Return all lines from the entries below in which the word "icon" is present.

+===+

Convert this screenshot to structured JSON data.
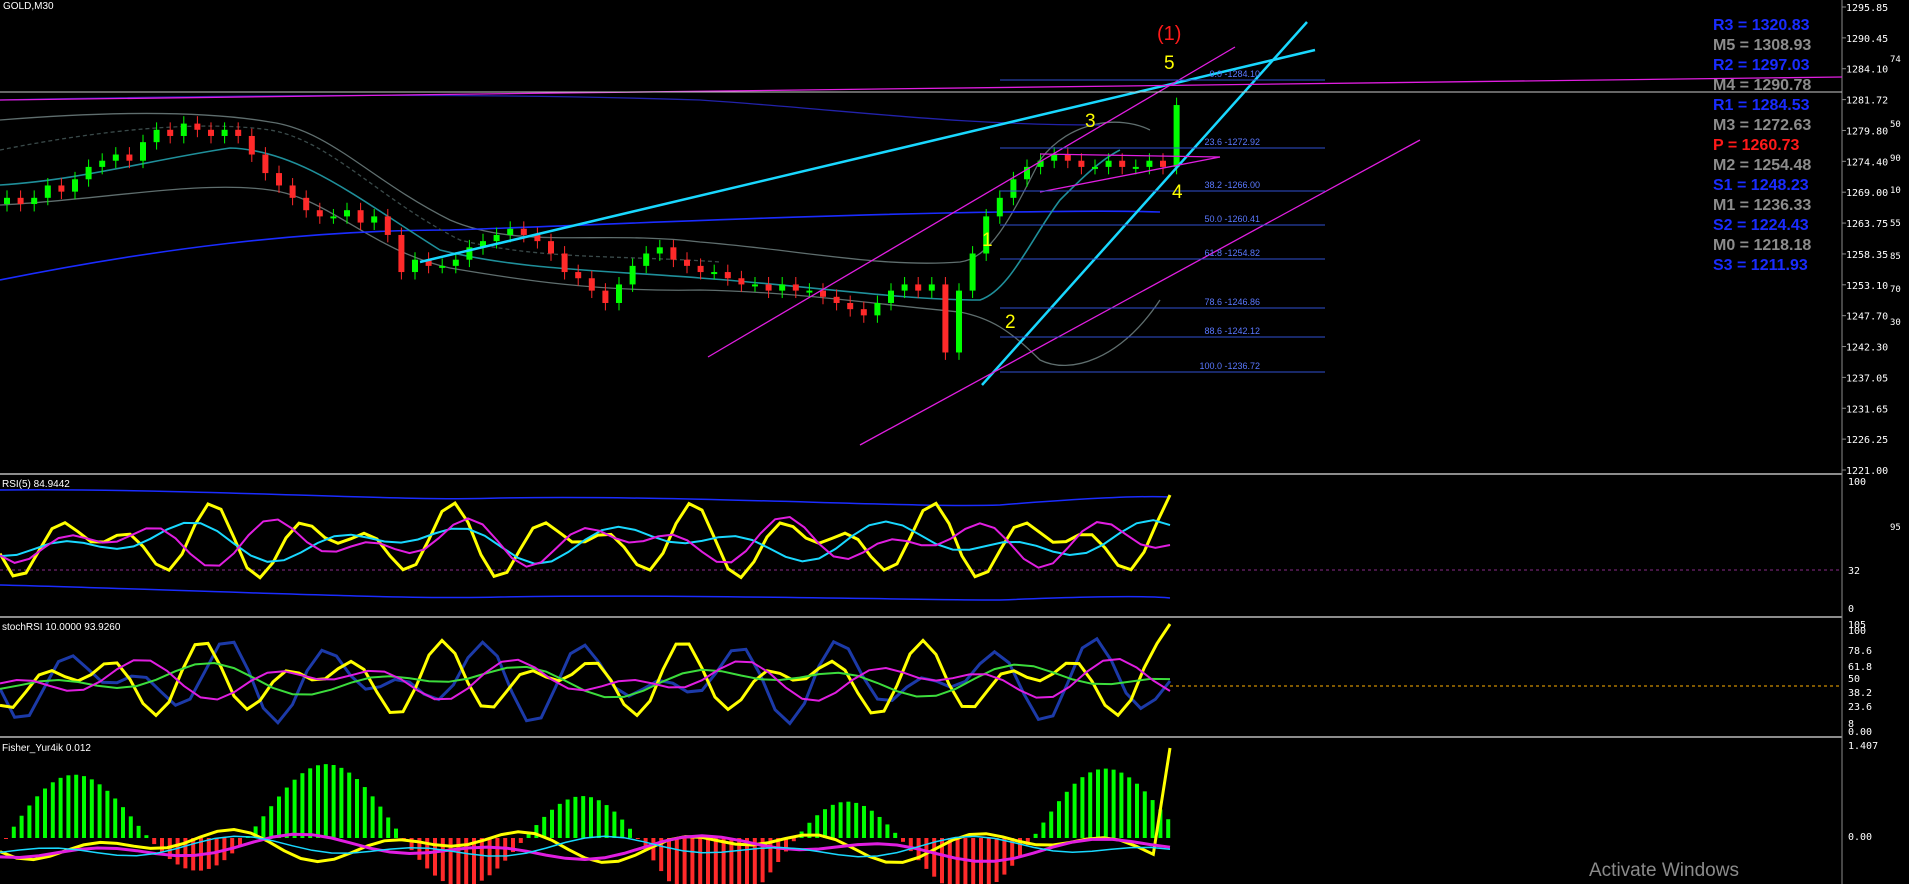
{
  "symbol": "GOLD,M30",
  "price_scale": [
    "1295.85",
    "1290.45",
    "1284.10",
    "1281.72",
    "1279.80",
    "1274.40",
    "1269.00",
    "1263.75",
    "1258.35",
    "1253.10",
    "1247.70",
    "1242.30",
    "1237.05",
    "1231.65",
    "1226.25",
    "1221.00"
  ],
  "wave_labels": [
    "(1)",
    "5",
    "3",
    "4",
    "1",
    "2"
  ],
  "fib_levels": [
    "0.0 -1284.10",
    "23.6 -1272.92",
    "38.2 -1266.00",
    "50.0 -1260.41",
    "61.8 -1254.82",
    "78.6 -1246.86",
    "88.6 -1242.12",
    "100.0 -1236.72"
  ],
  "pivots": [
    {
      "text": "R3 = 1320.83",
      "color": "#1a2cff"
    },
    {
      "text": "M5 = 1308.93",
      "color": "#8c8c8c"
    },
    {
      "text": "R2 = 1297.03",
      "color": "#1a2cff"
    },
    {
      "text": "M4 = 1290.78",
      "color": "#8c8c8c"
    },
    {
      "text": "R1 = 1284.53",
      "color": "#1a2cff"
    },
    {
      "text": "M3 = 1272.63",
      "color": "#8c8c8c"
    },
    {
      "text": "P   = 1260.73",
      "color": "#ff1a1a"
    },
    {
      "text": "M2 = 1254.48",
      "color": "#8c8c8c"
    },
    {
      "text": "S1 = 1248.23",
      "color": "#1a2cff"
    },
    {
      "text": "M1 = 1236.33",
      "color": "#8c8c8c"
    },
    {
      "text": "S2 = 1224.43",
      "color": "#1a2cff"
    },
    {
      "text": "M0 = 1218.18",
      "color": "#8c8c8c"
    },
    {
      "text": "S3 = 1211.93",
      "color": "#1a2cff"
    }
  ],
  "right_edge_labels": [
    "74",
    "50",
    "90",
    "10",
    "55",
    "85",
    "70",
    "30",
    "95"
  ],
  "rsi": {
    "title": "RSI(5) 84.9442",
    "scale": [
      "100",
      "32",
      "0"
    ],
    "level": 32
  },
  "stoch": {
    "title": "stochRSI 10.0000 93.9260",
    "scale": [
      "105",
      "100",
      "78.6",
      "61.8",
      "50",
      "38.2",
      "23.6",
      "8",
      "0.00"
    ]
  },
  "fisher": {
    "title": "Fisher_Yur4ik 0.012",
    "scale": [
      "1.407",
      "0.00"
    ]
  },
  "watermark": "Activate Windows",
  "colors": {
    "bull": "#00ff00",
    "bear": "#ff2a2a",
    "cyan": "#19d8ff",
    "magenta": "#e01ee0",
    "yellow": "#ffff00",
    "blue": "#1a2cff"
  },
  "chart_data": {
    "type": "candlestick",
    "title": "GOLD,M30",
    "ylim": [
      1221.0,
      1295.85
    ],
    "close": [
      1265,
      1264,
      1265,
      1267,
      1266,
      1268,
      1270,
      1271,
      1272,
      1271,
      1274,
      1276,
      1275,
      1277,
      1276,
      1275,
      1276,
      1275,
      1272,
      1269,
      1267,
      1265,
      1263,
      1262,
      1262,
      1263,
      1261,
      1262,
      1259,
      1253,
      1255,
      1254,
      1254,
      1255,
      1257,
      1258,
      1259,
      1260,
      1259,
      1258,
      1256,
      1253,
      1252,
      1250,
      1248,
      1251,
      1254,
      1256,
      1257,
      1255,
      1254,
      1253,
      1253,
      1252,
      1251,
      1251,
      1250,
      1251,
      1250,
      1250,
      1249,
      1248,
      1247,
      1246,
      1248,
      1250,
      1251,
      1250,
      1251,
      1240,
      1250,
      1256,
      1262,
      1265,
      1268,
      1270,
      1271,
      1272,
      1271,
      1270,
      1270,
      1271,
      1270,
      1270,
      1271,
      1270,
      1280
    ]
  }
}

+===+

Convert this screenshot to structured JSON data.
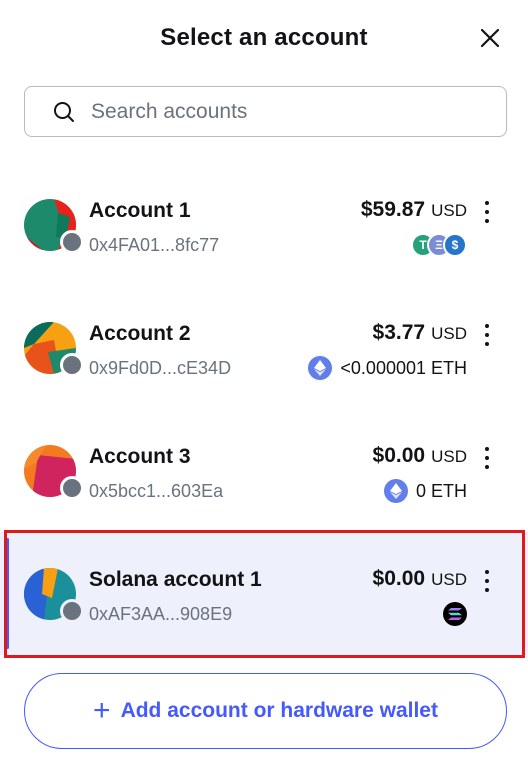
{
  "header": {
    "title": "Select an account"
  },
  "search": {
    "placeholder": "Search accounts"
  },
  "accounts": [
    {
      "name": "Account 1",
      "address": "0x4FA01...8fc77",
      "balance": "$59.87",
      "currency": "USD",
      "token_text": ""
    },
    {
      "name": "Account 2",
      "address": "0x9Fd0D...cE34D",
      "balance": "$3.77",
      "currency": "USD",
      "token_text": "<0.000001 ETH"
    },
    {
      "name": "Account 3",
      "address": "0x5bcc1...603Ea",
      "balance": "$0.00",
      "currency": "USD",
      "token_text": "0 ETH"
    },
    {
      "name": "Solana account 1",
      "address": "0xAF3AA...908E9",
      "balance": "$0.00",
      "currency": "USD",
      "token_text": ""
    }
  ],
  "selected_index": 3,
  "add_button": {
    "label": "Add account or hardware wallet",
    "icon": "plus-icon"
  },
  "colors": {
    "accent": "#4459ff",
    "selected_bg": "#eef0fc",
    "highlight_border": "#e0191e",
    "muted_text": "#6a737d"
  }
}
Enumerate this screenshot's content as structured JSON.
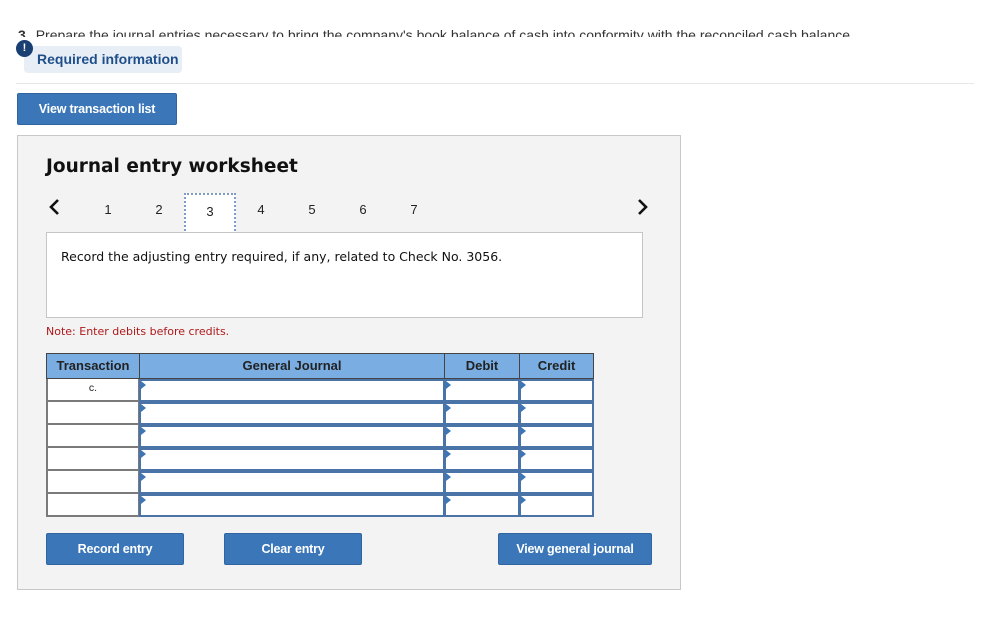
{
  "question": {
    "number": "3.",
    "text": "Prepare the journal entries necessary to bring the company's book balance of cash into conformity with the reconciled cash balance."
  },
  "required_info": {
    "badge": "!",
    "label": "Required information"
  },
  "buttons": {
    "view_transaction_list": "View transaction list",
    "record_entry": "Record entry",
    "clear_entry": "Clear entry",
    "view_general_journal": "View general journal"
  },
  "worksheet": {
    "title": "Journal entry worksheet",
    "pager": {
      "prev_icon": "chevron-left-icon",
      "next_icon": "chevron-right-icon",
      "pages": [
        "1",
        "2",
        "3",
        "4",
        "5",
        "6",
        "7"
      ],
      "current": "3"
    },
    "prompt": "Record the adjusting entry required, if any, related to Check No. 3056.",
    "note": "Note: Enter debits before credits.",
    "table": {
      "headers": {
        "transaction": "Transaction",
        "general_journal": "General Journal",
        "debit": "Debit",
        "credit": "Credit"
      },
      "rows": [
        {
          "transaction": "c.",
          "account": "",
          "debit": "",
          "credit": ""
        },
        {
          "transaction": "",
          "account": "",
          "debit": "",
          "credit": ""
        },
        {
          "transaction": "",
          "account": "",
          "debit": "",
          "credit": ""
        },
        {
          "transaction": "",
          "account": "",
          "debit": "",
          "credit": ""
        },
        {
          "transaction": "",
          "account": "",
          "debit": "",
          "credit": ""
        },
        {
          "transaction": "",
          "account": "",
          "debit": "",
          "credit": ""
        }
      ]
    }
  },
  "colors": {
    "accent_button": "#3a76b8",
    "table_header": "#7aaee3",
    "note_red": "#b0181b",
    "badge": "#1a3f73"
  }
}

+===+

### Response area
    "icon": "plus-icon"
      "prev_icon": "chevron-left-icon",
      "next_icon": "chevron-right-icon",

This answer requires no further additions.